This is where companies such as Jatro come in.
Based in Frankfurt, it is in the process of accumulating €200 million (Dh979.7m) from investors to develop the large-scale cultivation of the hardy jatropha plant in Thailand, Indonesia, Laos and Cambodia.
"Crude jatropha oil offers a sustainable and scalable source of energy at a commercially viable price," the company says.
"Engine tests and test flights have demonstrated that the use of biofuels from jatropha as 'drop-in' fuels is technically sound and works on all commonly used engine types properly and efficiently."
Despite the cost, the incentive for airlines to use biofuels is set to grow in coming years because the EU has included all airlines landing at its airports in its carbon emissions trading scheme. The move, which took effect on January 1, requires airlines to pay for their greenhouse-gas emissions by obtaining special permits.

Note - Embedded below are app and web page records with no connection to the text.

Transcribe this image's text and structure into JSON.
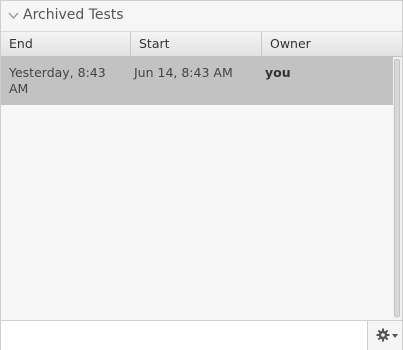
{
  "panel": {
    "title": "Archived Tests",
    "collapse_icon": "chevron-down-icon"
  },
  "table": {
    "columns": [
      "End",
      "Start",
      "Owner"
    ],
    "rows": [
      {
        "end": "Yesterday, 8:43 AM",
        "start": "Jun 14, 8:43 AM",
        "owner": "you",
        "selected": true
      }
    ]
  },
  "footer": {
    "settings_icon": "gear-icon",
    "dropdown_icon": "caret-down-icon"
  },
  "colors": {
    "selected_row": "#c2c2c2",
    "panel_background": "#f7f7f7",
    "border": "#cfcfcf"
  }
}
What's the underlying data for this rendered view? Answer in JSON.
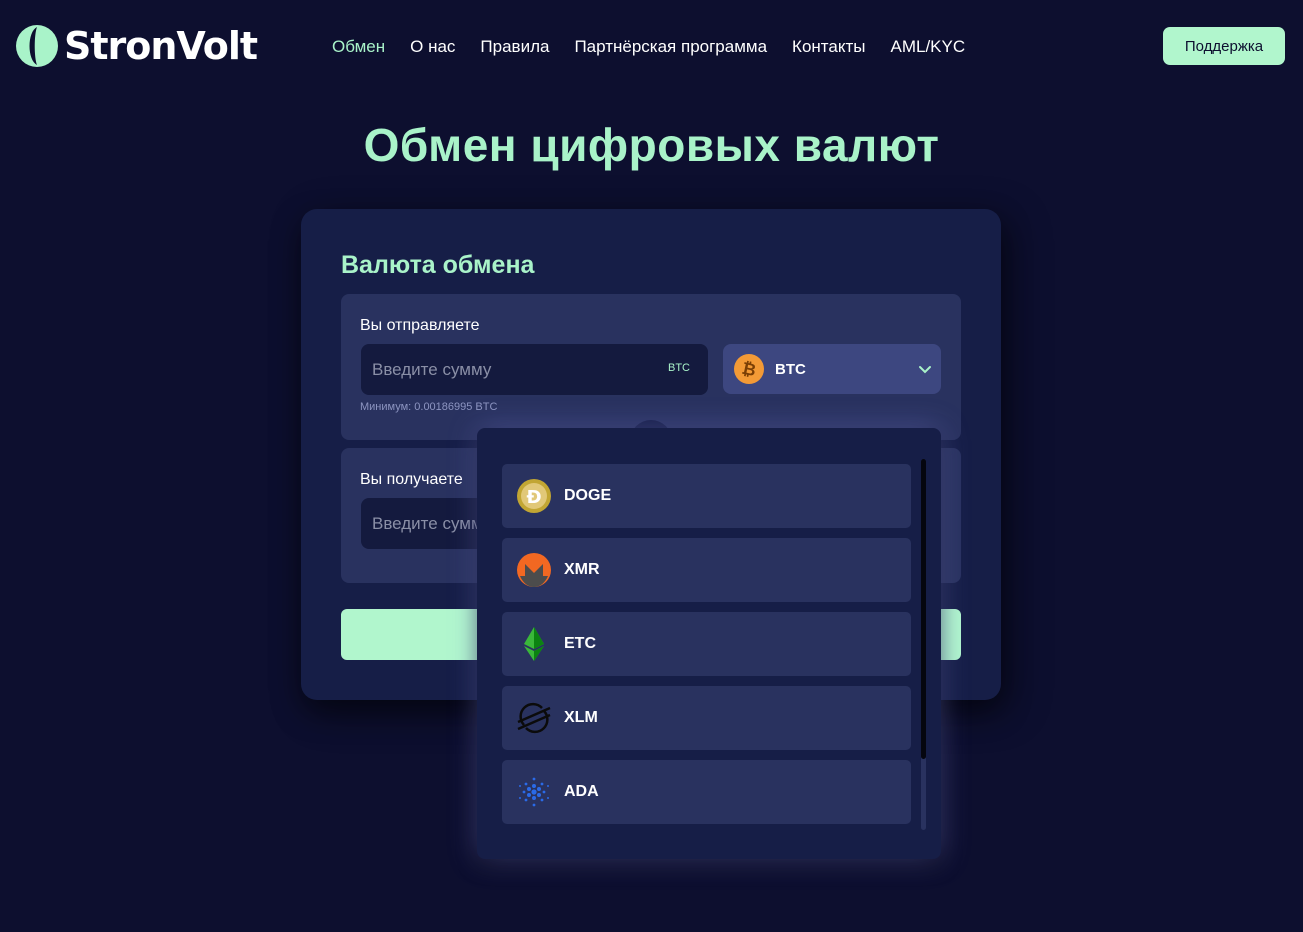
{
  "brand": {
    "name": "StronVolt",
    "accent": "#a9f3c9",
    "button": "#b1f6cd"
  },
  "nav": {
    "items": [
      {
        "label": "Обмен",
        "active": true
      },
      {
        "label": "О нас"
      },
      {
        "label": "Правила"
      },
      {
        "label": "Партнёрская программа"
      },
      {
        "label": "Контакты"
      },
      {
        "label": "AML/KYC"
      }
    ],
    "support_label": "Поддержка"
  },
  "page_title": "Обмен цифровых валют",
  "exchange": {
    "title": "Валюта обмена",
    "send": {
      "label": "Вы отправляете",
      "placeholder": "Введите сумму",
      "unit": "BTC",
      "currency": "BTC",
      "currency_icon": "bitcoin-icon",
      "min_note": "Минимум: 0.00186995 BTC"
    },
    "receive": {
      "label": "Вы получаете",
      "placeholder": "Введите сумму"
    }
  },
  "dropdown": {
    "items": [
      {
        "label": "DOGE",
        "icon": "dogecoin-icon"
      },
      {
        "label": "XMR",
        "icon": "monero-icon"
      },
      {
        "label": "ETC",
        "icon": "ethereum-classic-icon"
      },
      {
        "label": "XLM",
        "icon": "stellar-icon"
      },
      {
        "label": "ADA",
        "icon": "cardano-icon"
      }
    ]
  }
}
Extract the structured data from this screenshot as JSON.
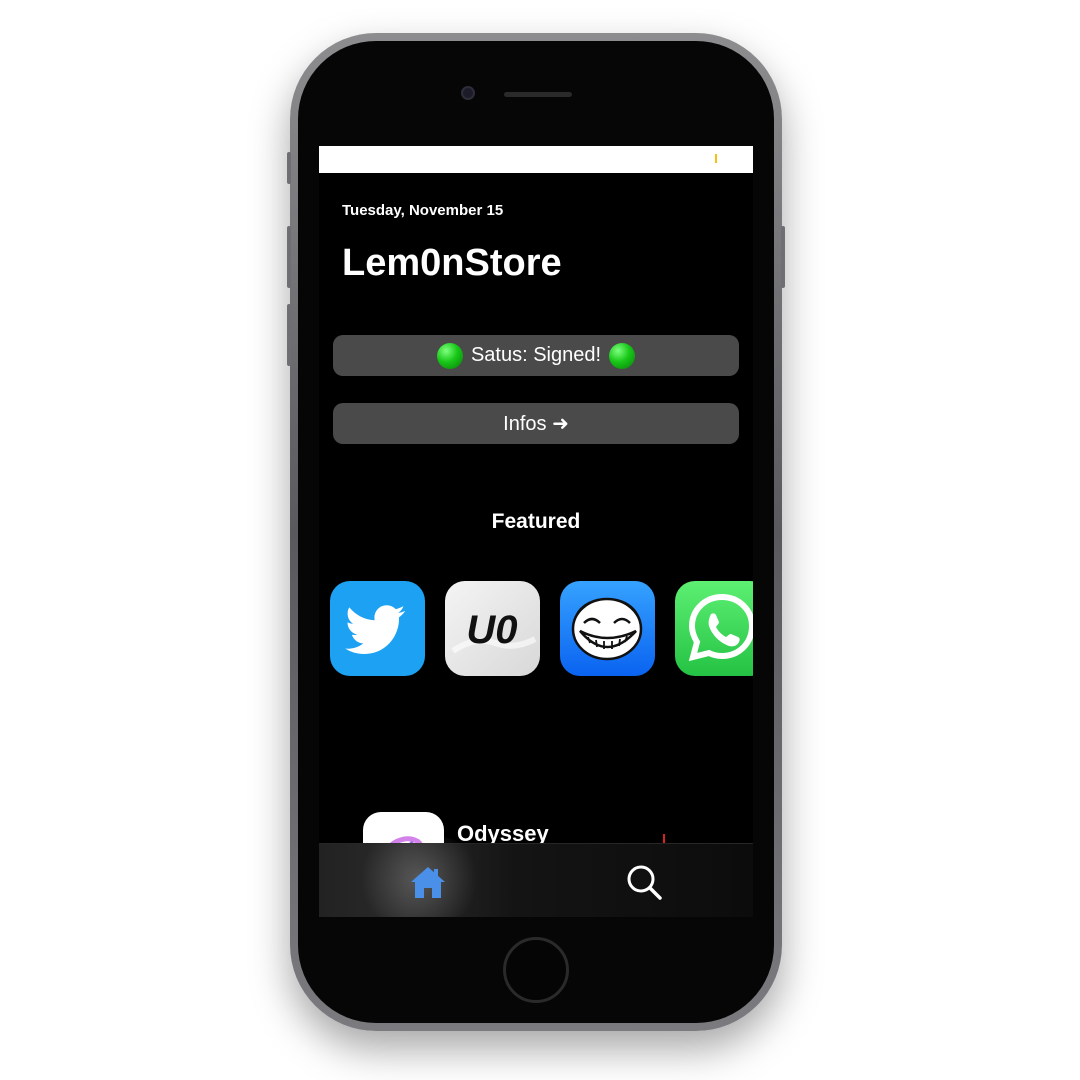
{
  "status_bar": {
    "indicator_color": "#f4c20d"
  },
  "header": {
    "date": "Tuesday, November 15",
    "title": "Lem0nStore"
  },
  "status_button": {
    "label": "Satus: Signed!",
    "indicator_color": "#18c818"
  },
  "infos_button": {
    "label": "Infos ➜"
  },
  "featured": {
    "heading": "Featured",
    "apps": [
      {
        "icon": "twitter-icon"
      },
      {
        "icon": "unc0ver-icon",
        "logo_text": "U0"
      },
      {
        "icon": "trollface-icon"
      },
      {
        "icon": "whatsapp-icon"
      }
    ]
  },
  "list": {
    "items": [
      {
        "name": "Odyssey",
        "icon": "odyssey-icon"
      }
    ]
  },
  "tab_bar": {
    "tabs": [
      {
        "name": "home",
        "icon": "home-icon",
        "active": true,
        "color": "#4a8fe8"
      },
      {
        "name": "search",
        "icon": "search-icon",
        "active": false,
        "color": "#ffffff"
      }
    ]
  }
}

For now, most of the permits are being given away free. But assuming the move survives legal challenges from countries including the United States and China, it could end up forcing carriers to spend about US$15 billion (Dh55.09bn) between now and 2020 to comply with the trading scheme.
The expansion of production, and the prospect of further increases in the price of fossil fuels, will also help to make the price of biokerosene less of a hindrance.
But companies and governments need to step up their research and investment to make that happen.
"To build up the necessary capacities and to secure the competitive advantage, investments must be done now," says Mr Rohleder. "The amount of biokerosene available in the long term depends on which raw materials are available and what results the research in bio-refinery technologies produce."